“I’m a huge Kinks fans so I had to hold back on all the questions I had for him and it was driving me crazy the whole time! Lemmy wrote – and broke – the rulebook on how to conduct yourself in the world of punk and heavy music. He was a man of huge integrity and is still a huge inspiration to us. He stood up for what he believed in, even when it was crazy like all the drugs and shit. He owned it. He was forever excited and played it down, and his inspiration lives on in Metallica: stand up for the music you believe in no matter what.”

In 2021, which husband-and-wife musician team covered ‘Enter Sandman’ for their Sunday Lunch series while peddling on exercise bikes?

“One of my huge guitar inspirations. I hold him in the highest regard. He’s the bad scientist of progressive music. He’s the one and only Robert Fripp – the King! – and his wonderful wife Toyah who I remember from back in the ‘80s with ‘It’s a Mystery’. When I saw that, I couldn’t believe it! I was blown away. ‘Cause as far as I was concerned, I was thinking Robert Fripp wouldn’t even be interested in my little band, but apparently at least we’re in his head now!”

How’s progress on the next Metallica album going?

“I’m not supposed to talk about the new album. Everyone warns me ‘Don’t talk about the new album!’, so you can ask me 20 questions and it’ll just be me politely finding different ways of me saying ‘I can’t talk about the new album!’”

The verdict: 4/10

“Damn! According to the American school system, that equates to about a D-minus – failing! [Laughs] You know, I am a Kentucky Fried Brain Cell Fool but I’m doing my best to regenerate them as gently as possible. It’s a good job I’ve been sober for the last 7 and a half years or else I would have got all 10 wrong!”

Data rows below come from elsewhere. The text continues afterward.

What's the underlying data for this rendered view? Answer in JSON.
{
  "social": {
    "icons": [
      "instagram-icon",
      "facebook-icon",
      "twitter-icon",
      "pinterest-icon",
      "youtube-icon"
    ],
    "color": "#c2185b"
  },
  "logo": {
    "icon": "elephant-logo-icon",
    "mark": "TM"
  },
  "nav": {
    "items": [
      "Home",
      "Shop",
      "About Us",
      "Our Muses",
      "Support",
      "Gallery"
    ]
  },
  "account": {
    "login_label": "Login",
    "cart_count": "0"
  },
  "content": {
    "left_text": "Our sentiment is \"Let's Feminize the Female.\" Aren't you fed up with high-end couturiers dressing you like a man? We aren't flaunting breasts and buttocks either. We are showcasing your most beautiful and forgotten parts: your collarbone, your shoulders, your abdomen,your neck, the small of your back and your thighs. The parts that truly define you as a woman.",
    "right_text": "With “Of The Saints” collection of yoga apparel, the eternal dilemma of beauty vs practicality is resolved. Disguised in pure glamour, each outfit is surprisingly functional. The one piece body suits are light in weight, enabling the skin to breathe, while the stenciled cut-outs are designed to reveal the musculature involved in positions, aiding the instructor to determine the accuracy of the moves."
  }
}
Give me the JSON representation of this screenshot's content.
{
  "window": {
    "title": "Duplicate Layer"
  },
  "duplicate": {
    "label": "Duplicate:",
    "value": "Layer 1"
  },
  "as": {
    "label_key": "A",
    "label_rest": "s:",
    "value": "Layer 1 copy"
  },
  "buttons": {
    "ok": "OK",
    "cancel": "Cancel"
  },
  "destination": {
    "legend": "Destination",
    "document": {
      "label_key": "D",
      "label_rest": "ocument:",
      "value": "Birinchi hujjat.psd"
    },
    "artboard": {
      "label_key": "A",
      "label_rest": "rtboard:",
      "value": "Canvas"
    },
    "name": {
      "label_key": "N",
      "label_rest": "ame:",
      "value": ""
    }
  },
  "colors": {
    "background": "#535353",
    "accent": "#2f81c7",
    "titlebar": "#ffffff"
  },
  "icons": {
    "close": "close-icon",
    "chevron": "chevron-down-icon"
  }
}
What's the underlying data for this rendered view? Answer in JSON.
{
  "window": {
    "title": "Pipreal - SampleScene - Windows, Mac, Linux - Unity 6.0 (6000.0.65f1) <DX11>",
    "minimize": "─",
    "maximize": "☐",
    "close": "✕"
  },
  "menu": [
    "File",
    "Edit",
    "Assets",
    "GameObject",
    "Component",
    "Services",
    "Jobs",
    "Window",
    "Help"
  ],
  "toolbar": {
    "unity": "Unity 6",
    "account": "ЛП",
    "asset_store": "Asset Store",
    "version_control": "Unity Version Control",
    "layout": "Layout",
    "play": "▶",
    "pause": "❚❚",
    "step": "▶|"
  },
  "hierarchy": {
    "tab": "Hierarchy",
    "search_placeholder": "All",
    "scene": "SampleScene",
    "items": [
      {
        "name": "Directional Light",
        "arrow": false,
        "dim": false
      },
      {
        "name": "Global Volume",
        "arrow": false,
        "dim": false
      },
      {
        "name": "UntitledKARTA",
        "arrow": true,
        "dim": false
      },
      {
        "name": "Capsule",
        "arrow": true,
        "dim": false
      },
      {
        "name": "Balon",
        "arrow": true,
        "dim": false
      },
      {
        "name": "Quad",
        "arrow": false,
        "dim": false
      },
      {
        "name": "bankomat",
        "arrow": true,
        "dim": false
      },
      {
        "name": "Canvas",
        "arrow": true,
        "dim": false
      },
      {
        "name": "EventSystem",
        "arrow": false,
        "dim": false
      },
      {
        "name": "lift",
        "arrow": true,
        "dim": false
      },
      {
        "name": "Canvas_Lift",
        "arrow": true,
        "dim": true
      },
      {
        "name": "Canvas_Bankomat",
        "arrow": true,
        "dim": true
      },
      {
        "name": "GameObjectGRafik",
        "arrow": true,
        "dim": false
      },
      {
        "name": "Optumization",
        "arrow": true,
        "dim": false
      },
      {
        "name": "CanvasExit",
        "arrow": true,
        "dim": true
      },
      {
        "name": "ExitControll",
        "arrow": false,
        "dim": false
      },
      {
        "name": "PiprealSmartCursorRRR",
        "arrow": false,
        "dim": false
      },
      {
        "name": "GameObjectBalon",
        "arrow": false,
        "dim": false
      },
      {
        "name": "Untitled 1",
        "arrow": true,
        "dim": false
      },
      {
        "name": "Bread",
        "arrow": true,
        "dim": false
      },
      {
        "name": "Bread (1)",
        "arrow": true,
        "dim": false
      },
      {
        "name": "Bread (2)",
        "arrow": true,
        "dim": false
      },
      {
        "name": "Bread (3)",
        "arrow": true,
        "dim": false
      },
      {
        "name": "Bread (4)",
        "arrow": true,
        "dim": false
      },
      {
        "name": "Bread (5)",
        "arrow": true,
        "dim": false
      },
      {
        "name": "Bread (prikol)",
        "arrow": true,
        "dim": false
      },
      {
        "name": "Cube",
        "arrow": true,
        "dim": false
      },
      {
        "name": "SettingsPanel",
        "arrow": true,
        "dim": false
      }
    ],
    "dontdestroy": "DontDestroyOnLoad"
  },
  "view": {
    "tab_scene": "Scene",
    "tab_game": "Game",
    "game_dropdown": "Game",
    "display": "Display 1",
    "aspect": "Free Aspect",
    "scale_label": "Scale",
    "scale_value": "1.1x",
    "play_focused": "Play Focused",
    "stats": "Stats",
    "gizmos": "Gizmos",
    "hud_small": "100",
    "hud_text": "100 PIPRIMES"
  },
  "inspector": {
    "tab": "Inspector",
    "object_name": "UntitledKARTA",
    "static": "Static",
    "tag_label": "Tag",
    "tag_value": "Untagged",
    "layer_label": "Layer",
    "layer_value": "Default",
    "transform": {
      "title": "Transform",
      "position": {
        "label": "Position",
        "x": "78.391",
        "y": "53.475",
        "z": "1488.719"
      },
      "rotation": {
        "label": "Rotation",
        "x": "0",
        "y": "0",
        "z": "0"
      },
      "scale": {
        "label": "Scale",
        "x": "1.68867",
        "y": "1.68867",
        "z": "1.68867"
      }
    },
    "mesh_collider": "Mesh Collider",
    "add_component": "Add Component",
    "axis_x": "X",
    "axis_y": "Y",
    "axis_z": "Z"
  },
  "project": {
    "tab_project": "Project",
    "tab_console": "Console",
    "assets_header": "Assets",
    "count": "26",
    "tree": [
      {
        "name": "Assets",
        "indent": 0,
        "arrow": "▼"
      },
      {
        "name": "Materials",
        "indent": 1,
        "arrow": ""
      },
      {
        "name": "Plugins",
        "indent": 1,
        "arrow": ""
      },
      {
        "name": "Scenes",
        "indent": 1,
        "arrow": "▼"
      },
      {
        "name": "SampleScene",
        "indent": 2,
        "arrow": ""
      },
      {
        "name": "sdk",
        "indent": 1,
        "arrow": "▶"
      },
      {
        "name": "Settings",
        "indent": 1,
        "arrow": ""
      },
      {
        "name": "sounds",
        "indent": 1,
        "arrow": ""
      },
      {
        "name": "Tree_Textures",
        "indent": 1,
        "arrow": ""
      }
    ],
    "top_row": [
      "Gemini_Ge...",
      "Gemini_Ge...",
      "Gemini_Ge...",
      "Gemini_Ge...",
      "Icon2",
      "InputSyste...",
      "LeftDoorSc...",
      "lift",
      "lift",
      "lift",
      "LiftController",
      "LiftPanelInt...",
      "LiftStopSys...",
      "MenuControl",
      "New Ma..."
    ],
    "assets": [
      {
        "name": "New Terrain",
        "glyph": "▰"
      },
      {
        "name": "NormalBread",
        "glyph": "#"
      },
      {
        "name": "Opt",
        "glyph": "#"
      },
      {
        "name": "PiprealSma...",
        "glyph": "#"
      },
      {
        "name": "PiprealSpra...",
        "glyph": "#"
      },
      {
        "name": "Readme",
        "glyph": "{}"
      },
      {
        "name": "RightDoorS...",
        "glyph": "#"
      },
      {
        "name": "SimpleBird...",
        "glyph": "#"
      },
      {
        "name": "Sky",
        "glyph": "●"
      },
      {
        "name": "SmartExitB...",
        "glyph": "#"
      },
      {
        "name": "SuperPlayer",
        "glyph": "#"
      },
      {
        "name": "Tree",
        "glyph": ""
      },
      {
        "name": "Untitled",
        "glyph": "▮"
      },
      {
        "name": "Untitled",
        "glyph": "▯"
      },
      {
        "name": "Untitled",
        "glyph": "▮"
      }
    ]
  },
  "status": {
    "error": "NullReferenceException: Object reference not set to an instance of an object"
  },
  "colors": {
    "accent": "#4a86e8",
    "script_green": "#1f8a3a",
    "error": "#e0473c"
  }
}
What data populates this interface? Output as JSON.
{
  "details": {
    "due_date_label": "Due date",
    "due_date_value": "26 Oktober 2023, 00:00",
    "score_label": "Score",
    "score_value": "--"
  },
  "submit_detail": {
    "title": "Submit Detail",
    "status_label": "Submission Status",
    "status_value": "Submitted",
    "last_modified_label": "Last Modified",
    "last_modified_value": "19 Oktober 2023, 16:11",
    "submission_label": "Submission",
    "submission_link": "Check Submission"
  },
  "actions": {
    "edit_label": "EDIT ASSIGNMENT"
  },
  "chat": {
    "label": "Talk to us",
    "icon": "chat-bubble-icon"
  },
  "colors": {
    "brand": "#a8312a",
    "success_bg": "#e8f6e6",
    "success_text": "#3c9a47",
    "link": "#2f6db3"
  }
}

Kirk Hammett’s solo EP ‘Portals’ is available now. Metallica are currently touring the world. Find out how Kirk’s score compared to his bandmate Lars Ulrich when he took the ‘Does Rock ‘N’ Roll Kill Braincells?’ brain-teaser back in 2020 here